• Exercise: Find every line in the records that holds the string "meta". Copy each one.

• Data:

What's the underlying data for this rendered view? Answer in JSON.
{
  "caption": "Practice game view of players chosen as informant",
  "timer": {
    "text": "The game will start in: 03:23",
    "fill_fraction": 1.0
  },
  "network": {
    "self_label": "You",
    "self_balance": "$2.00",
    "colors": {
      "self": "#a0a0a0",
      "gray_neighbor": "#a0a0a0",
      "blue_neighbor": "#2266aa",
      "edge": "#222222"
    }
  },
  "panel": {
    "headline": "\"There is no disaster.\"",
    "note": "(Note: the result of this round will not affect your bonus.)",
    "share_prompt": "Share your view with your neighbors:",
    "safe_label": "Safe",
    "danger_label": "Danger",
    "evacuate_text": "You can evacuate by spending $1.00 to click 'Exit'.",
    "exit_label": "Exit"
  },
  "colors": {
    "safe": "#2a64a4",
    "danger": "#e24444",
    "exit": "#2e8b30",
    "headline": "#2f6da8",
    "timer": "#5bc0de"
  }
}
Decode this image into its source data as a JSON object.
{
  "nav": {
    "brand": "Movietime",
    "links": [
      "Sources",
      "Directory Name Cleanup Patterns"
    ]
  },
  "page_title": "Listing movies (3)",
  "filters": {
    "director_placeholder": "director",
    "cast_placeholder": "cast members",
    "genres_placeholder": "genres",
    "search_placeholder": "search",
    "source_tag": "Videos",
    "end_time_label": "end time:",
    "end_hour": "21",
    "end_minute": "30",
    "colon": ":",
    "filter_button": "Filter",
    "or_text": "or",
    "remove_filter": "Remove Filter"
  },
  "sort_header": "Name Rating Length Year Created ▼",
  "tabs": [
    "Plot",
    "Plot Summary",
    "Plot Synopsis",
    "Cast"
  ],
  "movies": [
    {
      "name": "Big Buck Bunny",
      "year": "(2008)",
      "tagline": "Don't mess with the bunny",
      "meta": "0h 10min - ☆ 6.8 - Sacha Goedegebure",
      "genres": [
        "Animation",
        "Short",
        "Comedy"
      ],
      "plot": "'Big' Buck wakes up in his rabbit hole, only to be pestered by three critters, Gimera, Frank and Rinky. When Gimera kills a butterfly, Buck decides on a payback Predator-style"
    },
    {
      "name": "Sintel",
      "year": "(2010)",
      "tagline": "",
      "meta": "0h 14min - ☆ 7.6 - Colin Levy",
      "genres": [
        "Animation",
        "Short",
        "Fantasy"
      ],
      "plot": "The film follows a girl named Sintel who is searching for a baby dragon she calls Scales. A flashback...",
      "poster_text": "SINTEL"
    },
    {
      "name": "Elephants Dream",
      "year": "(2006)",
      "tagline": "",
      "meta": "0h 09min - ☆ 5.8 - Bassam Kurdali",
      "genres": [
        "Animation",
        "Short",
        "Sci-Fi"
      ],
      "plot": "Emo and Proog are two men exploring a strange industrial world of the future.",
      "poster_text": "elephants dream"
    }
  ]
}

• Result of this task:
      "meta": "0h 10min - ☆ 6.8 - Sacha Goedegebure",
      "meta": "0h 14min - ☆ 7.6 - Colin Levy",
      "meta": "0h 09min - ☆ 5.8 - Bassam Kurdali",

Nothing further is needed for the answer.